:: PROMPT ::
Find every line in the records below that holds the word "image", and copy each one.

:: DATA SHOWN ::
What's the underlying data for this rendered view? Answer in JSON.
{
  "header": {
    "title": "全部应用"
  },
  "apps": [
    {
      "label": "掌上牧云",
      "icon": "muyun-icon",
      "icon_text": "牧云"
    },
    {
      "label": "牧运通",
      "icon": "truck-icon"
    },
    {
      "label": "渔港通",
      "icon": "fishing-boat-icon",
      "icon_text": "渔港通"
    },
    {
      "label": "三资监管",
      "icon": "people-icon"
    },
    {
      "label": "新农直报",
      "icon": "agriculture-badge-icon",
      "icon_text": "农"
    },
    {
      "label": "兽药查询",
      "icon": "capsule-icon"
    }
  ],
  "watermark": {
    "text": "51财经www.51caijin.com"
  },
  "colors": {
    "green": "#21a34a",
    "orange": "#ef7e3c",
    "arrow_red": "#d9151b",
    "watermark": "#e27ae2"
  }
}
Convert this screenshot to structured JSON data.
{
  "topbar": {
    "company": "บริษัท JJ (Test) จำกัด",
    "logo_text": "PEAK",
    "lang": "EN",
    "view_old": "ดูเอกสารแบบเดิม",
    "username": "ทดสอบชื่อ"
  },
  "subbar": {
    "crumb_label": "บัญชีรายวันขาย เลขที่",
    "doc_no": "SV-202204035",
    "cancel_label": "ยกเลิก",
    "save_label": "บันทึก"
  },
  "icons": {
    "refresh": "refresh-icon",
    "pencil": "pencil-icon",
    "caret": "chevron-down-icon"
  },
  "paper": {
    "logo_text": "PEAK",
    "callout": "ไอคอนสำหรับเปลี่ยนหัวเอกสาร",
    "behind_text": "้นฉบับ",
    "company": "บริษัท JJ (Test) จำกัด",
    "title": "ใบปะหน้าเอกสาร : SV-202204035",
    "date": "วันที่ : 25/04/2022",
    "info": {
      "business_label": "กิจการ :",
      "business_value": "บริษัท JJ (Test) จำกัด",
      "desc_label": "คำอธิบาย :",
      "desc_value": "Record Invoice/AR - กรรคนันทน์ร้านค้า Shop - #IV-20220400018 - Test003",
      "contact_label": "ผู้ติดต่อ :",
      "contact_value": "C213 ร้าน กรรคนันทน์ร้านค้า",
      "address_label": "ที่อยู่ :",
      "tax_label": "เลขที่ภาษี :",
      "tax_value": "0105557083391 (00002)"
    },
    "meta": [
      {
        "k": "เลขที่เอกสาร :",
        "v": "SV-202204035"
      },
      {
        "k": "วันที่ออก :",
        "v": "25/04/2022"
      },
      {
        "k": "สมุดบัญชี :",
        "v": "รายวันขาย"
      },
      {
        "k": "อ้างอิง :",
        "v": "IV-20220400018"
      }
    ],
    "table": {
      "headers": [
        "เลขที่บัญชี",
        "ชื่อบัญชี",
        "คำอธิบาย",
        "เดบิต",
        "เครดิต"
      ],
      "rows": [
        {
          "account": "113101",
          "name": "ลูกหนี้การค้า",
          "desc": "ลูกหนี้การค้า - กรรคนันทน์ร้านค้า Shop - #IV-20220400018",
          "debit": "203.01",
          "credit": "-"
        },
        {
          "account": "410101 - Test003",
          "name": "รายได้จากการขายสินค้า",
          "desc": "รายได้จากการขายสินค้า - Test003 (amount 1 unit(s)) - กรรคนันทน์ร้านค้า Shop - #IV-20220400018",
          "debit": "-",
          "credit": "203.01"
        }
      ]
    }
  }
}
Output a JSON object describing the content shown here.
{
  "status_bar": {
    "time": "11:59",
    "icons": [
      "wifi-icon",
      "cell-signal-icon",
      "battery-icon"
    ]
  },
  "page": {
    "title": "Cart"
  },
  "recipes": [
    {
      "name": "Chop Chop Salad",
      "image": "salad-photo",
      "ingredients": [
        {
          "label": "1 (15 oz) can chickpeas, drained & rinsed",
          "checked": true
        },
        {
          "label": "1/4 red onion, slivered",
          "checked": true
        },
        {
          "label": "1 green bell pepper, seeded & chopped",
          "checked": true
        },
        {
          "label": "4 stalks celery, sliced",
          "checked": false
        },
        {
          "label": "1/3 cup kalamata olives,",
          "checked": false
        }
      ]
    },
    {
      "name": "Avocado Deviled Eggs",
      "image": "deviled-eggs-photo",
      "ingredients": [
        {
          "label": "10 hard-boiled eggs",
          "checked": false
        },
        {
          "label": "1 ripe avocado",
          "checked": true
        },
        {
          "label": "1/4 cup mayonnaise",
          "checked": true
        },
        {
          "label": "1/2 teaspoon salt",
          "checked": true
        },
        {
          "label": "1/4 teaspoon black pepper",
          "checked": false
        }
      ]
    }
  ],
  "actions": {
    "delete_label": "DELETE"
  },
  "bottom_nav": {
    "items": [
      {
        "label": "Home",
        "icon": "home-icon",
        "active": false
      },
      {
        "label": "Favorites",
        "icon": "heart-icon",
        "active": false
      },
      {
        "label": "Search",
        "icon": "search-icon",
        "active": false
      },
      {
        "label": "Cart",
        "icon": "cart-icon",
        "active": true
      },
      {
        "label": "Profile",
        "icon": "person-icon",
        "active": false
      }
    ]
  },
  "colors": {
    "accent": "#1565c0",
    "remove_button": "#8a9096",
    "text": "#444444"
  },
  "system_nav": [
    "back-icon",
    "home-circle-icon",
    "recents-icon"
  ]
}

:: REPLY ::
      "image": "salad-photo",
      "image": "deviled-eggs-photo",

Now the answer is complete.